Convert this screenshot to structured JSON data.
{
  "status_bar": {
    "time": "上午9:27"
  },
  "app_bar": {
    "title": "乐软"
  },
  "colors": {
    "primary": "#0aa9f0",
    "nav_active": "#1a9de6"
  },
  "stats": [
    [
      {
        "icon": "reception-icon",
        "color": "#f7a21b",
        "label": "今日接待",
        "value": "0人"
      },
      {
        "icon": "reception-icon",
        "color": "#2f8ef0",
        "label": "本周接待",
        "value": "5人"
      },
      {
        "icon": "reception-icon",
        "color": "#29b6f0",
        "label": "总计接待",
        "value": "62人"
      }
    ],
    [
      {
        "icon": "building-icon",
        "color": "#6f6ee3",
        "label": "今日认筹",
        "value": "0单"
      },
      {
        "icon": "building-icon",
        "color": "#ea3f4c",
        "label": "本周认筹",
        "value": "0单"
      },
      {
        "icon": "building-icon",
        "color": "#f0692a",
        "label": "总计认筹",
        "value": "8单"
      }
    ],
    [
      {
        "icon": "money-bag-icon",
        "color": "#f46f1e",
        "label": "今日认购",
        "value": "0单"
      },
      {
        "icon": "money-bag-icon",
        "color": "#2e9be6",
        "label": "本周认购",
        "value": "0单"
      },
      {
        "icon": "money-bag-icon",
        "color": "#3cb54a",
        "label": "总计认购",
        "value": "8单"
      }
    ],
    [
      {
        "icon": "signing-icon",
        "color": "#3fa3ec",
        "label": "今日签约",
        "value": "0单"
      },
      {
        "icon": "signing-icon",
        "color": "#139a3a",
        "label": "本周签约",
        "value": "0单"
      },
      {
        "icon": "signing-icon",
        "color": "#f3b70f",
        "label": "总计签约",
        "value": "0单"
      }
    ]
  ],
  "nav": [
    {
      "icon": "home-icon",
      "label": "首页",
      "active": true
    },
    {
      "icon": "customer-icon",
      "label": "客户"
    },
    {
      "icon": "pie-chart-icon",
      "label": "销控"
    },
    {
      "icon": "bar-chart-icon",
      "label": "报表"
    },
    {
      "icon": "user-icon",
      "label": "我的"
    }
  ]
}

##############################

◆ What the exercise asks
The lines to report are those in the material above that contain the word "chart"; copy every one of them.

◆ Exercise output
      "icon": "pie-chart-icon",
      "icon": "bar-chart-icon",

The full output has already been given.